One year ago, 11-year-old Veronica Franco battled a life-threatening tumor and underwent surgery at Stony Brook University Hospital.
Now, thanks to succesfully surgery, the Rocky Point Middle School student was not only able to return to school, but recently performed with the Metropolitan Youth Orchestra (MYO) children’s chorus at Carnegie Hall on March 16.
Franco underwent a grueling 20-hour operation to remove a life-threatening tumor and reconstruct her pelvis a year ago and she thanks the surgery team, led by orthopaedic oncologist Dr. Fazel Khan, for not only helping save her life but for also setting her on a path to recovery.
It began in September of 2011 when Veronica had just entered the fifth grade; she was suffering from constant pains in her left hip and leg. Her family brought her to Dr. James Barsi, an orthopaedic surgeon at Stony Brook Medicine, who ordered a series of imaging tests that revealed a mass on Veronica’s left pelvis.
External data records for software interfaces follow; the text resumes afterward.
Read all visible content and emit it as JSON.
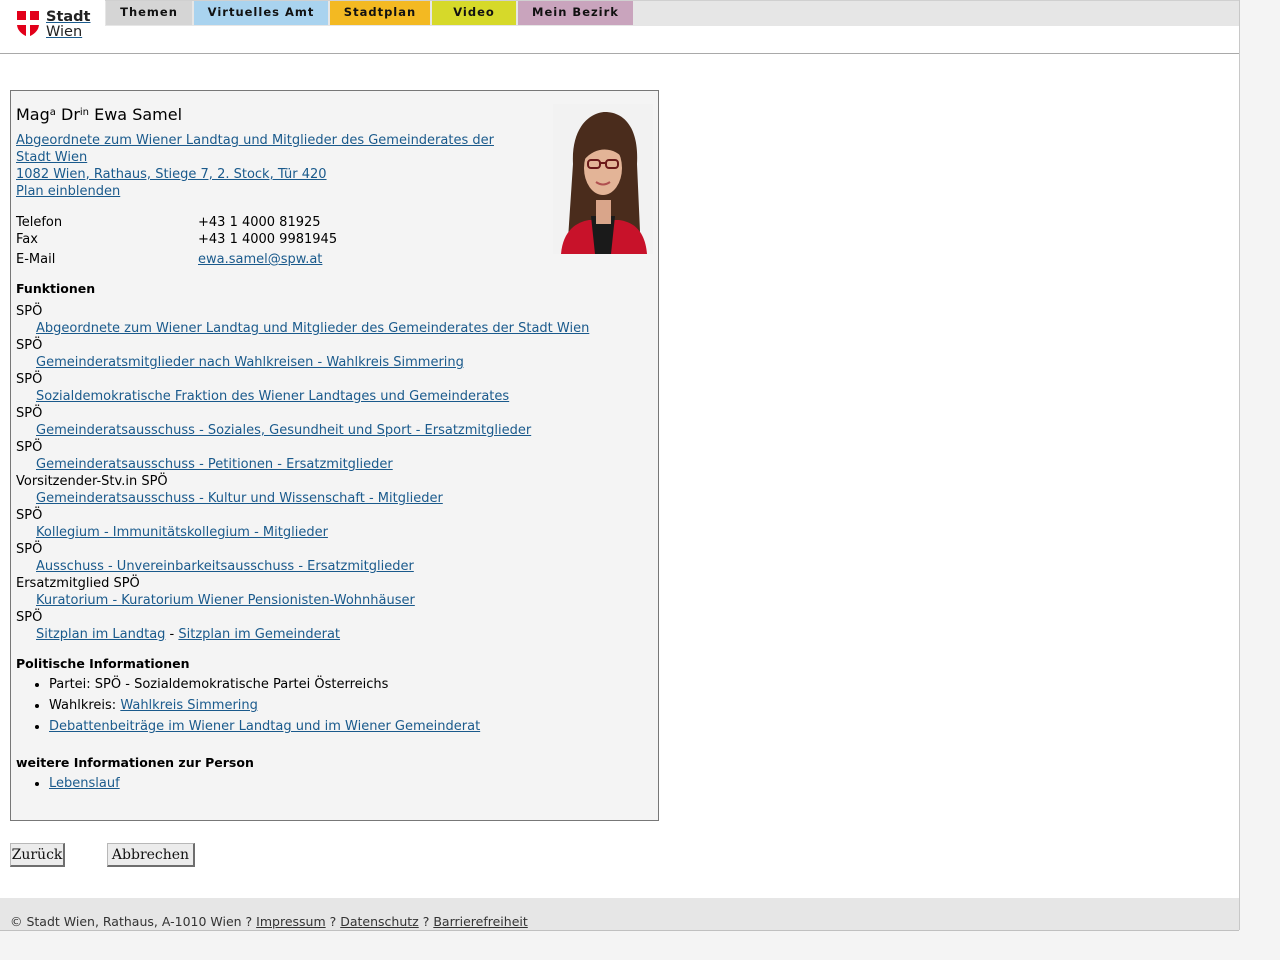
{
  "header": {
    "logo": {
      "line1": "Stadt",
      "line2": "Wien"
    },
    "tabs": [
      {
        "label": "Themen",
        "color": "#d5d5d5"
      },
      {
        "label": "Virtuelles Amt",
        "color": "#a9d3ef"
      },
      {
        "label": "Stadtplan",
        "color": "#f3b922"
      },
      {
        "label": "Video",
        "color": "#d6d92a"
      },
      {
        "label": "Mein Bezirk",
        "color": "#c9a4bd"
      }
    ]
  },
  "person": {
    "title_pre": "Mag",
    "title_pre_sup": "a",
    "title_dr": " Dr",
    "title_dr_sup": "in",
    "name": " Ewa Samel",
    "role_link_line1": "Abgeordnete zum Wiener Landtag und Mitglieder des Gemeinderates der",
    "role_link_line2": "Stadt Wien ",
    "address": "1082 Wien, Rathaus, Stiege 7, 2. Stock, Tür 420",
    "plan_link": "Plan einblenden",
    "photo_alt": "portrait-photo"
  },
  "contact": {
    "phone_label": "Telefon",
    "phone": "+43 1 4000 81925",
    "fax_label": "Fax",
    "fax": "+43 1 4000 9981945",
    "email_label": "E-Mail",
    "email": "ewa.samel@spw.at"
  },
  "functions": {
    "heading": "Funktionen",
    "items": [
      {
        "role": "SPÖ",
        "link": "Abgeordnete zum Wiener Landtag und Mitglieder des Gemeinderates der Stadt Wien"
      },
      {
        "role": "SPÖ",
        "link": "Gemeinderatsmitglieder nach Wahlkreisen - Wahlkreis Simmering"
      },
      {
        "role": "SPÖ",
        "link": "Sozialdemokratische Fraktion des Wiener Landtages und Gemeinderates"
      },
      {
        "role": "SPÖ",
        "link": "Gemeinderatsausschuss - Soziales, Gesundheit und Sport - Ersatzmitglieder"
      },
      {
        "role": "SPÖ",
        "link": "Gemeinderatsausschuss - Petitionen - Ersatzmitglieder"
      },
      {
        "role": "Vorsitzender-Stv.in SPÖ",
        "link": "Gemeinderatsausschuss - Kultur und Wissenschaft - Mitglieder"
      },
      {
        "role": "SPÖ",
        "link": "Kollegium - Immunitätskollegium - Mitglieder"
      },
      {
        "role": "SPÖ",
        "link": "Ausschuss - Unvereinbarkeitsausschuss - Ersatzmitglieder"
      },
      {
        "role": "Ersatzmitglied SPÖ",
        "link": "Kuratorium - Kuratorium Wiener Pensionisten-Wohnhäuser"
      },
      {
        "role": "SPÖ",
        "link": ""
      }
    ],
    "sitzplan_landtag": "Sitzplan im Landtag",
    "sitzplan_sep": " - ",
    "sitzplan_gemeinderat": "Sitzplan im Gemeinderat"
  },
  "political": {
    "heading": "Politische Informationen",
    "party": "Partei: SPÖ - Sozialdemokratische Partei Österreichs",
    "district_label": "Wahlkreis: ",
    "district_link": "Wahlkreis Simmering",
    "debates_link": "Debattenbeiträge im Wiener Landtag und im Wiener Gemeinderat"
  },
  "more": {
    "heading": "weitere Informationen zur Person",
    "cv_link": "Lebenslauf"
  },
  "buttons": {
    "back": "Zurück",
    "cancel": "Abbrechen"
  },
  "footer": {
    "copyright": "© Stadt Wien, Rathaus, A-1010 Wien ? ",
    "impressum": "Impressum",
    "sep1": " ? ",
    "datenschutz": "Datenschutz",
    "sep2": " ? ",
    "barrierefreiheit": "Barrierefreiheit"
  }
}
Following a biopsy by Dr. Khan, it was determined that Veronica had Ewing’s sarcoma, a rare and dangerous form of bone cancer that usually affects children and adolescents.
She began chemo which helped reduce the size of the tumor, but not enough. The tumor’s location next to the hip joint and the dimension of the lesion were issues as the slightest misstep could have led to her losing the ability to walk or to the cancer spreading.
With this in mind, the doctors presented Veronica and her family with two options: radiation therapy to continue shrinking the tumor or surgery to remove the cancer. The decision was made in late February 2012 to perform the surgery.
“This surgery was not only a key step for Veronica to hopefully become disease free, it spared her potentially harmful radiation to the pelvis and allowed her to maintain mobility,” said Dr. Parker.
After the surgery, Veronica had several rounds of chemotherapy and after completing the treatment in October 2012 she was finally able to return to school after missing an entire year.
While Veronica felt much better, she needed a wheelchair to get around. She continued to show progress into 2013, and one year after her surgery, her doctors say she shows no evidence of disease. She now walks and uses a rolling walker to stabilize her gait and posture.
Her mother, Joanna Franco, said her daughter is not only regaining her health and strength but is excelling in all aspects of school. She cited that Stony Brook’s School Re-Entry and Intervention Program staff recognized how important school and music is to Veronica and helped her keep up with schoolwork and eased her return to the classroom.
“Veronica’s doctors have been incredible too, and she thinks the world of them,” Franco said. “They are pleased at how far she has come and impressed with her new accomplishments in school, the latest of which is making the principal’s list with a 98 average.”